--- Available records ---

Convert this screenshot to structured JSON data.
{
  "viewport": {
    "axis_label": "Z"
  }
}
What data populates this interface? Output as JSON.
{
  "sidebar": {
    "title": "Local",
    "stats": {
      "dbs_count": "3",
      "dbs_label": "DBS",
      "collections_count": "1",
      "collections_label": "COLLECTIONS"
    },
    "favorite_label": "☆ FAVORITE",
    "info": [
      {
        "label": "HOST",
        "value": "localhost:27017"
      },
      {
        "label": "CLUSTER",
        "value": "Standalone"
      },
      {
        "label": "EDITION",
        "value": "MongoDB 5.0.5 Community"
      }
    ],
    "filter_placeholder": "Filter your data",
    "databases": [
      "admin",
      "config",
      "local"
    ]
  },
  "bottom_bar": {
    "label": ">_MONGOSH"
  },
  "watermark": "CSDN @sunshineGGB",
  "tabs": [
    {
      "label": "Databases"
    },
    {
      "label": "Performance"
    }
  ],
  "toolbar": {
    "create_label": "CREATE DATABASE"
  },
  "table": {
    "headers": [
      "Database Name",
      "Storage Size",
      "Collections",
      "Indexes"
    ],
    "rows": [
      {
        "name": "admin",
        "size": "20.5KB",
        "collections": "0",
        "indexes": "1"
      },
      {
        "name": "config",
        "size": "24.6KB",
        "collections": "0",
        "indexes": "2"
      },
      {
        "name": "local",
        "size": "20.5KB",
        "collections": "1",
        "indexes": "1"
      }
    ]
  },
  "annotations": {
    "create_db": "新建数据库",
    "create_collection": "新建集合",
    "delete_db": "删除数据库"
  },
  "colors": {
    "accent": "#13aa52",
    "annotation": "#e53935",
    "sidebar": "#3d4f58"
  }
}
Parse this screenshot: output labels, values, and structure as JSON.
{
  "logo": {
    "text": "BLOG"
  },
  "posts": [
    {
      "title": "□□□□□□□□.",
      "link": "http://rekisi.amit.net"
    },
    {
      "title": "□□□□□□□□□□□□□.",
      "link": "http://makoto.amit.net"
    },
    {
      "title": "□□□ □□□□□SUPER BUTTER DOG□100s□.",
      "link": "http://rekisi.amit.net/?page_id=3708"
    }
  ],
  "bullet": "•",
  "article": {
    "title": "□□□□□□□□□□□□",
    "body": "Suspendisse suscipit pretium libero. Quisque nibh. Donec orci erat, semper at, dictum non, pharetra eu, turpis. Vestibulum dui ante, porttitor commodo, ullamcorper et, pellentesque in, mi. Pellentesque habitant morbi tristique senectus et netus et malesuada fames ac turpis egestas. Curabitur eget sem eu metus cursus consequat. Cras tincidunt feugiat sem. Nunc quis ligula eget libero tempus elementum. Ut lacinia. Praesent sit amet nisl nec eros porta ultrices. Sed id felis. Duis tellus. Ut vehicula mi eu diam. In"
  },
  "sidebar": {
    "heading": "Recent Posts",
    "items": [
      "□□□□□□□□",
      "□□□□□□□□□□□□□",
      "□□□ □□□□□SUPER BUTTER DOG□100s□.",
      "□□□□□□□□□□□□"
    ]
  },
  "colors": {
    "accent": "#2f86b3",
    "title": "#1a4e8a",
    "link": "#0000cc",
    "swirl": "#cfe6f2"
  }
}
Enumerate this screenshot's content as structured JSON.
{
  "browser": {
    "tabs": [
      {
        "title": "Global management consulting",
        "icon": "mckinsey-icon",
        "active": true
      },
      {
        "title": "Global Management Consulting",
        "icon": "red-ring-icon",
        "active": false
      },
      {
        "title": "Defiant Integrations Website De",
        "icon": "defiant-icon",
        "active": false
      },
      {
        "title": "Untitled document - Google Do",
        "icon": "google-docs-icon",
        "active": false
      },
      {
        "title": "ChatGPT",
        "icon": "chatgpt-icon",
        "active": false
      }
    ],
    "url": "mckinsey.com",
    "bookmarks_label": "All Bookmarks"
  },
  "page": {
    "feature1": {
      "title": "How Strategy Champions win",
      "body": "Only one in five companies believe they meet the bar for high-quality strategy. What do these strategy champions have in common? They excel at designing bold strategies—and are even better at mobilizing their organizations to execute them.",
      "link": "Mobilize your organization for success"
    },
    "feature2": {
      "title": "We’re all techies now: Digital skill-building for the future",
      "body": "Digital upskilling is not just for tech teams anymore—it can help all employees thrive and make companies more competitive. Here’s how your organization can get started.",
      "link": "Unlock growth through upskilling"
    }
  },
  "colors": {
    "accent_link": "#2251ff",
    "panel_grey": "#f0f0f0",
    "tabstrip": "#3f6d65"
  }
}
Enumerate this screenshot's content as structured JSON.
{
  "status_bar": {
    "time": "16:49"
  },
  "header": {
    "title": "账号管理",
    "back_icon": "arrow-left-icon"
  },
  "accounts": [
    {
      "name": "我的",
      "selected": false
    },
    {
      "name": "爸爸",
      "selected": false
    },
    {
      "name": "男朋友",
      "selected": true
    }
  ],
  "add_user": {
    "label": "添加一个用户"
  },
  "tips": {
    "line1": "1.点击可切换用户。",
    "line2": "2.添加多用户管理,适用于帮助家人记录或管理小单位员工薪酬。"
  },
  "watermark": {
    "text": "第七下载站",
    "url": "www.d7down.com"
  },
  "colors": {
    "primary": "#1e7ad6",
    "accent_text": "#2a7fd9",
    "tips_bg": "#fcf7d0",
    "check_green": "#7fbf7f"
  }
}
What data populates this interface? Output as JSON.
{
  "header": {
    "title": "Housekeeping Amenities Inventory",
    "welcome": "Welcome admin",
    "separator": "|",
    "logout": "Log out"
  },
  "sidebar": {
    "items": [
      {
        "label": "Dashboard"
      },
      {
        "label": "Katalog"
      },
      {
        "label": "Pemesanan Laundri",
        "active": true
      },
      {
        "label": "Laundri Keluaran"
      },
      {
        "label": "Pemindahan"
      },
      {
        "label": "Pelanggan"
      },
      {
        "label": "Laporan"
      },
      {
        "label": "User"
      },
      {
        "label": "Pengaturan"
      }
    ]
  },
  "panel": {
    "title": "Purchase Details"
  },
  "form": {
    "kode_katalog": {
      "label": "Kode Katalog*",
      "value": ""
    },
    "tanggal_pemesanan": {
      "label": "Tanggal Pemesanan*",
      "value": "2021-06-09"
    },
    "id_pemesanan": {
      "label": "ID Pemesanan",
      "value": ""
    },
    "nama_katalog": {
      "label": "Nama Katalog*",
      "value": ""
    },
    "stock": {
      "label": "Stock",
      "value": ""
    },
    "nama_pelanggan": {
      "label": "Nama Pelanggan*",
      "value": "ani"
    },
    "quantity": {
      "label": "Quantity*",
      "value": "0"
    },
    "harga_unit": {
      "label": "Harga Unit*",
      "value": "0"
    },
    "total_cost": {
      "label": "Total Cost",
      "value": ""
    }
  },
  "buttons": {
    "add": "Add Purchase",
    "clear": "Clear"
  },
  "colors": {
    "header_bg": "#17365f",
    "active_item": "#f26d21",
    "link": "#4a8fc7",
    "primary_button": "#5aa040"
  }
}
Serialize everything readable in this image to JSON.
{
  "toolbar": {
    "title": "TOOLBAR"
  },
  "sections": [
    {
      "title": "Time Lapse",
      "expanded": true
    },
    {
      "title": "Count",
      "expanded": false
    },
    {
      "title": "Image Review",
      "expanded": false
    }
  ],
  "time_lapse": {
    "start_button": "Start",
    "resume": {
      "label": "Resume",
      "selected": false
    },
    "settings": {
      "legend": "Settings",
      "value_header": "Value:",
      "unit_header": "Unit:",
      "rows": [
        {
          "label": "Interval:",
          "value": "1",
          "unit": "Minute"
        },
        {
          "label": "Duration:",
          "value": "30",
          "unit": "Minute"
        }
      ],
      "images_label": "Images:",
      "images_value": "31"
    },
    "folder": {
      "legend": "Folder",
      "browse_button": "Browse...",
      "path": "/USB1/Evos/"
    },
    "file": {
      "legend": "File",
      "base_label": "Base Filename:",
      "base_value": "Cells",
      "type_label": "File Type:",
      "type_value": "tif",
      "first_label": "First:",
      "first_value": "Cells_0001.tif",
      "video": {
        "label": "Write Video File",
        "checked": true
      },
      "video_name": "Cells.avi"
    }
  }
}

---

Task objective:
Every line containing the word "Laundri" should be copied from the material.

Written answer:
        "label": "Pemesanan Laundri",
        "label": "Laundri Keluaran"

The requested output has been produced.